Scope extension:

This project objective is to significantly improve our understanding of the heterogeneity of Alzheimer's disease (AD) and  shared genetic mechanisms between normal aging and AD; identify genetic factors that may protect against the age-associated declines in brain resilience and resistance to AD, and validate the candidate genetic targets for AD prevention using preclinical biomarkers of AD pathology. To address this objective, we will analyze genetic and phenotypic information collected in several large human studies, including the UK Biobank. Specific Aims: Aim 1. Identify new pleiotropic genetic variants that individually influence both aging- and AD-related traits, and evaluate their joint impacts on the AD risk and survival/longevity. Aim 2. Explore shared mechanisms between aging and AD, and evaluate the collective effects of genes from major aging-related pathways on AD and longevity.  Aim 3.  Preclinical validation of candidate genetic targets selected in Aims 1, 2, using biomarkers of AD pathology, and further exploration of mechanisms of genetic associations. To validate sets of genetic variants that influenced AD risk and/or survival in Aims 1 and 2, we will estimate their joint effects on preclinical markers of AD pathology, such as hippocampal volume, CSF and metabolic biomarkers, considering other covariates.
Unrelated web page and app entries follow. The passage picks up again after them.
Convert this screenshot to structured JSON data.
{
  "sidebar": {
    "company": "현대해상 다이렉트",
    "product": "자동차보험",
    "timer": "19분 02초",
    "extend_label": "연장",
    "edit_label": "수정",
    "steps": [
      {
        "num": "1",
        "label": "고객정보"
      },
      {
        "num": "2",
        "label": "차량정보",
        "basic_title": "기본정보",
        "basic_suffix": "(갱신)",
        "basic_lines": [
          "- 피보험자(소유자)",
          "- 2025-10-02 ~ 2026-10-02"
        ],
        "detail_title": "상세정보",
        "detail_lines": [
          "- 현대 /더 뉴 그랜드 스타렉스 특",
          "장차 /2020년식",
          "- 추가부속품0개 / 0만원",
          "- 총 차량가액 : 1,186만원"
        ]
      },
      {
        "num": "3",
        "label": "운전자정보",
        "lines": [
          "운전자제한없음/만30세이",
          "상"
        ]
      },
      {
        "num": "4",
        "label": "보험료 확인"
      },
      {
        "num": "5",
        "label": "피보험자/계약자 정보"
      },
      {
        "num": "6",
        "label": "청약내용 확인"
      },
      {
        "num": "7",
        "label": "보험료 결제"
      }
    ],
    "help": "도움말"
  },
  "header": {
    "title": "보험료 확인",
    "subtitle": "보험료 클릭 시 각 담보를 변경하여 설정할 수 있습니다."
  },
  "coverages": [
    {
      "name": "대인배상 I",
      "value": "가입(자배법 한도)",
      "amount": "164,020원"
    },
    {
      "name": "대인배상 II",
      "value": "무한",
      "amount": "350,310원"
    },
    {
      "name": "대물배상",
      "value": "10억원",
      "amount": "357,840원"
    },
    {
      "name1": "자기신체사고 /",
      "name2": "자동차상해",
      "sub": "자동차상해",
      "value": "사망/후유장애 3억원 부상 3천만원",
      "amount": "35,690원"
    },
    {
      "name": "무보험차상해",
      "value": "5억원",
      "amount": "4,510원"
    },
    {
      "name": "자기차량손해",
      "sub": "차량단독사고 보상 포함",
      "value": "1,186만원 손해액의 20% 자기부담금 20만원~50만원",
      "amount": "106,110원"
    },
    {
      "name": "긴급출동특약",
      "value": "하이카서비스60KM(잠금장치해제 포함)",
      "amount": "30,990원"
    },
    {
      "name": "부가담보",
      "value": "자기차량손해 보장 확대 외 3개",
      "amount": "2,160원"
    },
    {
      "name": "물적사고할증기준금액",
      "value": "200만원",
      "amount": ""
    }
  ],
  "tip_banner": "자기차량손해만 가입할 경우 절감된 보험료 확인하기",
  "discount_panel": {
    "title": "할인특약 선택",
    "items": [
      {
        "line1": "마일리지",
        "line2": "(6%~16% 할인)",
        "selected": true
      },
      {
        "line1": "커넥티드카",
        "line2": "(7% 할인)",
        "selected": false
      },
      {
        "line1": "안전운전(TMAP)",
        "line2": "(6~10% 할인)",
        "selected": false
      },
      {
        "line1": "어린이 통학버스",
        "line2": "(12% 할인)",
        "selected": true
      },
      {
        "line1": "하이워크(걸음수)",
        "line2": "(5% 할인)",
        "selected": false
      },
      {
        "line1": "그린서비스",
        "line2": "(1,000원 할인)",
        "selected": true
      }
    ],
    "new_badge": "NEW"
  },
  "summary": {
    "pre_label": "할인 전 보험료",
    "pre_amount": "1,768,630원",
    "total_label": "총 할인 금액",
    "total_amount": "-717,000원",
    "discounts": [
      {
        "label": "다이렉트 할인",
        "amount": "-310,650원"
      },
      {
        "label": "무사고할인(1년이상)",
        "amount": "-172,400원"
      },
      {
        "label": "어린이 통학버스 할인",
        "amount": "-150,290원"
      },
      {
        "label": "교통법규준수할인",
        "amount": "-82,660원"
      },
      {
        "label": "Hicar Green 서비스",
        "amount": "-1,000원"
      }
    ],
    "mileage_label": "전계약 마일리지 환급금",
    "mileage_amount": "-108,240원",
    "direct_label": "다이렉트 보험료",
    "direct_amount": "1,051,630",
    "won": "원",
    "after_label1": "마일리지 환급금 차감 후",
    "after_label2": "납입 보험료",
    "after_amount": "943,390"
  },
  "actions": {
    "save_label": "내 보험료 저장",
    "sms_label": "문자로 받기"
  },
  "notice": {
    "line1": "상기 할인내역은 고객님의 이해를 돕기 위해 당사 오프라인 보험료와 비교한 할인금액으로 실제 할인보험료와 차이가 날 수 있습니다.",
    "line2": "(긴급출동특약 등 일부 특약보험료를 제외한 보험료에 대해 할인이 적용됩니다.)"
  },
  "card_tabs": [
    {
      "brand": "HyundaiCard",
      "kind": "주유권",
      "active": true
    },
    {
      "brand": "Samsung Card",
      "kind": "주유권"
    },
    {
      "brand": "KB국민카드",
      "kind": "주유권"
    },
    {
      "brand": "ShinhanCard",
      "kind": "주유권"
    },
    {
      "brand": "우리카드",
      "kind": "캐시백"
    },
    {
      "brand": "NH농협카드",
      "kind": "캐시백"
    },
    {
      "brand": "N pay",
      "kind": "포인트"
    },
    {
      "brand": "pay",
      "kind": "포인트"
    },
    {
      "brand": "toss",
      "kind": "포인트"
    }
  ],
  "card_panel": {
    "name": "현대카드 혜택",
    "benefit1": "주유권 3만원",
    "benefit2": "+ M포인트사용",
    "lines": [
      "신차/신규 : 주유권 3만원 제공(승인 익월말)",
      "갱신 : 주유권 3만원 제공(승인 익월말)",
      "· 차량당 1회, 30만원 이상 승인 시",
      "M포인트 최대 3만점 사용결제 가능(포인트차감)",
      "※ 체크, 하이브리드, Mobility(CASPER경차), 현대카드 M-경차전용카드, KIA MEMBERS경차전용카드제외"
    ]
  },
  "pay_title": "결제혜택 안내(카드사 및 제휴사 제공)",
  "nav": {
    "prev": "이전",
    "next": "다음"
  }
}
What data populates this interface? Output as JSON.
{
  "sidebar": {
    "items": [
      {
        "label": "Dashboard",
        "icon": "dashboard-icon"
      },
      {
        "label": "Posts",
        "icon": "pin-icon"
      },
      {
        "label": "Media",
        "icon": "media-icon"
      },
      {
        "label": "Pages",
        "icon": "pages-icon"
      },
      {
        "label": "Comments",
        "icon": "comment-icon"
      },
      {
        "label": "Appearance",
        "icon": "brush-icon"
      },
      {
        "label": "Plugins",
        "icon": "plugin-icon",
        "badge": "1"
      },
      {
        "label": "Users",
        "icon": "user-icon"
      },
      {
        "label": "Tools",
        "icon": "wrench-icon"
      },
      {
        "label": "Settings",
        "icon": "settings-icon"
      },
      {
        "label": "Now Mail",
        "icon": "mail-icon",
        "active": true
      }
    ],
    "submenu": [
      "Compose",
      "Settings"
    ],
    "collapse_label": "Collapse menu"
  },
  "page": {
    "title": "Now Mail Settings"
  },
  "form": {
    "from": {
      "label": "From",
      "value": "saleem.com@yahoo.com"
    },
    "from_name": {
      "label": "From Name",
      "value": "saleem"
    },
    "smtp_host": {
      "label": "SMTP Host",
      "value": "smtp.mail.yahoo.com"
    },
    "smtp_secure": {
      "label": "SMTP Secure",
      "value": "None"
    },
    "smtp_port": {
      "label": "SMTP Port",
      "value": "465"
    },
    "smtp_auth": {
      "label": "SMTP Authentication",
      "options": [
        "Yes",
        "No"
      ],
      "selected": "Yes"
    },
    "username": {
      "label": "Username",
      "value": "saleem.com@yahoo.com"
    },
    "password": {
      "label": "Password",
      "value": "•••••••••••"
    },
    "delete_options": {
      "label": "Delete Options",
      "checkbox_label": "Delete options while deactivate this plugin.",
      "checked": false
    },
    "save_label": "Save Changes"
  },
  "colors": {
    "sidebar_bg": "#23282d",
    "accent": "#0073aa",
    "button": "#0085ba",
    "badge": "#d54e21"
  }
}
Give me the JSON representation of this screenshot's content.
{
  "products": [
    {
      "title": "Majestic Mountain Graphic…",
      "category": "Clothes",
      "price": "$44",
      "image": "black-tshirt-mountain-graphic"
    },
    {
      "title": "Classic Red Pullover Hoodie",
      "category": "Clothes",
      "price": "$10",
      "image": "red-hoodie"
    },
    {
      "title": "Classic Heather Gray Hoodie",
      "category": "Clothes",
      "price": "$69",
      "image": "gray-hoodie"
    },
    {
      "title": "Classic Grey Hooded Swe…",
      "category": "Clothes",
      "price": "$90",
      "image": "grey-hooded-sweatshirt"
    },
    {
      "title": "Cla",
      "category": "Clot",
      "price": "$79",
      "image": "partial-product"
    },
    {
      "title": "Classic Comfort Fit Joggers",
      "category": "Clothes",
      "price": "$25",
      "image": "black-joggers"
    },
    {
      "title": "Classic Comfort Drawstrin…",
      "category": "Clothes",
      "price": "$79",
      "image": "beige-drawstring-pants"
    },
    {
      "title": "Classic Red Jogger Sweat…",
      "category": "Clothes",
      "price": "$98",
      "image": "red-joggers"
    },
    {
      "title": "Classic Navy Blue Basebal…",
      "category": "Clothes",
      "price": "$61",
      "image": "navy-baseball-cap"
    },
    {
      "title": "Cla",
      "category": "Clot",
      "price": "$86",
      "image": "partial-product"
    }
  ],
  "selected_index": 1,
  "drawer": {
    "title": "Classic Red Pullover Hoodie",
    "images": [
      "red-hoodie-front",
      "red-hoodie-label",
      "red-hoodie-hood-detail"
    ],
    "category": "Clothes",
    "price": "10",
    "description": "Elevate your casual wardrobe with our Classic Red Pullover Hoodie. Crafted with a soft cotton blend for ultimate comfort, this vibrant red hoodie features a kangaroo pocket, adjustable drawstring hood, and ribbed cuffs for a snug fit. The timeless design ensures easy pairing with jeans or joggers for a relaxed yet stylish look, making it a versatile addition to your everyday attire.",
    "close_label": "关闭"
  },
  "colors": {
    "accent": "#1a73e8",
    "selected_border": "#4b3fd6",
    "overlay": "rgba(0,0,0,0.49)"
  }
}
As requested, herewith we submit a Scope Extension for this application, to cover additional analyses of gene x environment interactions (GxE) for neurodegenerative diseases and relevant biomarkers and phenotypes.  Examples include  analyses of interactions between indicators of exposure to air pollution (as well as other health-related exposures  and phenotypes) and candidate genetic variants, and their associations with AD and related traits, such as preclinical biomarkers of AD pathology (e.g., hippocampal volume), among others.

Note that in the approved application, we listed many of the abovementioned factors and phenotypes as covariates (such as gender, race, education,  exposure to air pollution, and smoking, among others). Examples of the other covariates that may  also be used in the analyses  include comorbidities, treatments, and other risk factors relevant to Alzheimer's disease. We  have Tier3 data approved for this project.